- Task instructions -
The answer is the data repeated in full, with no pictures included.

##### Supplied records

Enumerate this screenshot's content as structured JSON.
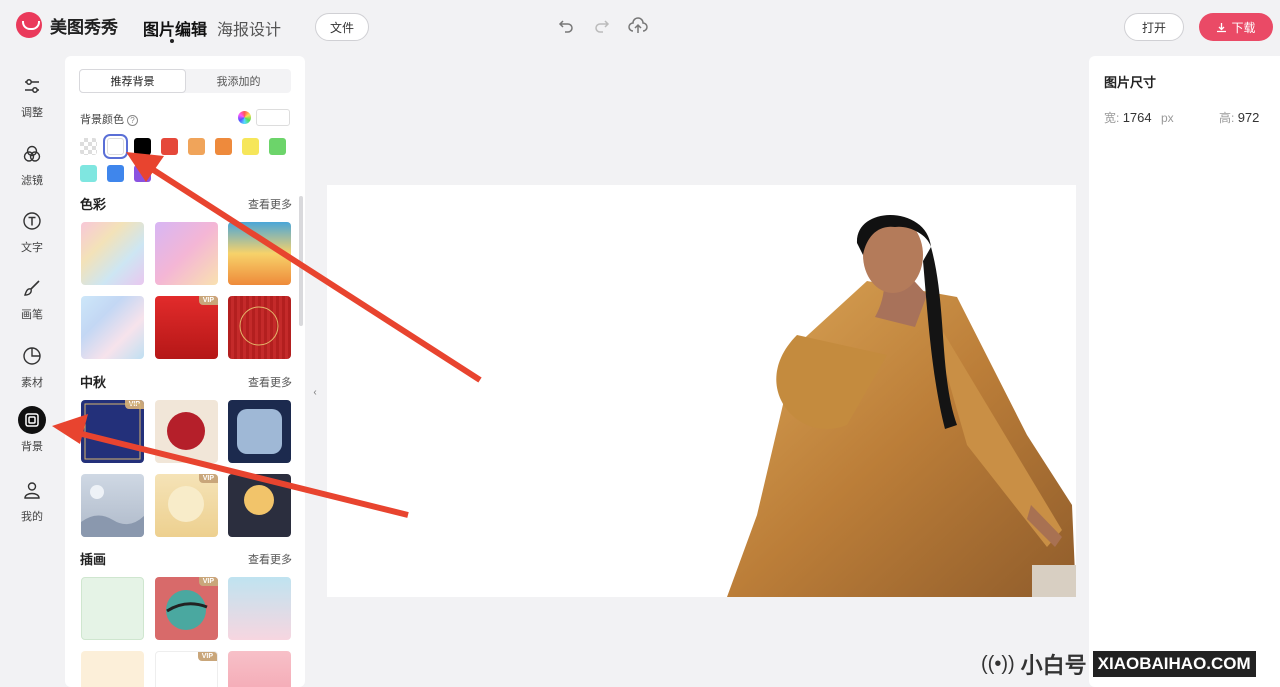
{
  "app": {
    "name": "美图秀秀"
  },
  "nav": {
    "tab_edit": "图片编辑",
    "tab_poster": "海报设计"
  },
  "toolbar": {
    "file_label": "文件",
    "open_label": "打开",
    "download_label": "下载"
  },
  "rail": {
    "items": [
      {
        "label": "调整",
        "icon": "sliders-icon"
      },
      {
        "label": "滤镜",
        "icon": "filter-icon"
      },
      {
        "label": "文字",
        "icon": "text-icon"
      },
      {
        "label": "画笔",
        "icon": "brush-icon"
      },
      {
        "label": "素材",
        "icon": "sticker-icon"
      },
      {
        "label": "背景",
        "icon": "background-icon"
      },
      {
        "label": "我的",
        "icon": "user-icon"
      }
    ],
    "active_index": 5
  },
  "panel": {
    "tabs": [
      "推荐背景",
      "我添加的"
    ],
    "bg_color_label": "背景颜色",
    "swatches": [
      "transparent",
      "#ffffff",
      "#000000",
      "#e5483a",
      "#f0a45a",
      "#ee8a3c",
      "#f6e65a",
      "#6cd46a",
      "#7fe6e0",
      "#3f86ec",
      "#8a52e0"
    ],
    "selected_swatch": 1,
    "sections": [
      {
        "title": "色彩",
        "more": "查看更多"
      },
      {
        "title": "中秋",
        "more": "查看更多"
      },
      {
        "title": "插画",
        "more": "查看更多"
      }
    ],
    "vip_label": "VIP"
  },
  "right_panel": {
    "title": "图片尺寸",
    "width_label": "宽:",
    "width_value": "1764",
    "unit": "px",
    "height_label": "高:",
    "height_value": "972"
  },
  "watermark": {
    "cn": "小白号",
    "en": "XIAOBAIHAO.COM"
  },
  "colors": {
    "accent": "#ea4a66",
    "arrow": "#e8442f",
    "selection": "#5a6fd6"
  }
}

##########

- Answer box -
Enumerate this screenshot's content as structured JSON.
{
  "app": {
    "name": "美图秀秀"
  },
  "nav": {
    "tab_edit": "图片编辑",
    "tab_poster": "海报设计"
  },
  "toolbar": {
    "file_label": "文件",
    "open_label": "打开",
    "download_label": "下载"
  },
  "rail": {
    "items": [
      {
        "label": "调整",
        "icon": "sliders-icon"
      },
      {
        "label": "滤镜",
        "icon": "filter-icon"
      },
      {
        "label": "文字",
        "icon": "text-icon"
      },
      {
        "label": "画笔",
        "icon": "brush-icon"
      },
      {
        "label": "素材",
        "icon": "sticker-icon"
      },
      {
        "label": "背景",
        "icon": "background-icon"
      },
      {
        "label": "我的",
        "icon": "user-icon"
      }
    ],
    "active_index": 5
  },
  "panel": {
    "tabs": [
      "推荐背景",
      "我添加的"
    ],
    "bg_color_label": "背景颜色",
    "swatches": [
      "transparent",
      "#ffffff",
      "#000000",
      "#e5483a",
      "#f0a45a",
      "#ee8a3c",
      "#f6e65a",
      "#6cd46a",
      "#7fe6e0",
      "#3f86ec",
      "#8a52e0"
    ],
    "selected_swatch": 1,
    "sections": [
      {
        "title": "色彩",
        "more": "查看更多"
      },
      {
        "title": "中秋",
        "more": "查看更多"
      },
      {
        "title": "插画",
        "more": "查看更多"
      }
    ],
    "vip_label": "VIP"
  },
  "right_panel": {
    "title": "图片尺寸",
    "width_label": "宽:",
    "width_value": "1764",
    "unit": "px",
    "height_label": "高:",
    "height_value": "972"
  },
  "watermark": {
    "cn": "小白号",
    "en": "XIAOBAIHAO.COM"
  },
  "colors": {
    "accent": "#ea4a66",
    "arrow": "#e8442f",
    "selection": "#5a6fd6"
  }
}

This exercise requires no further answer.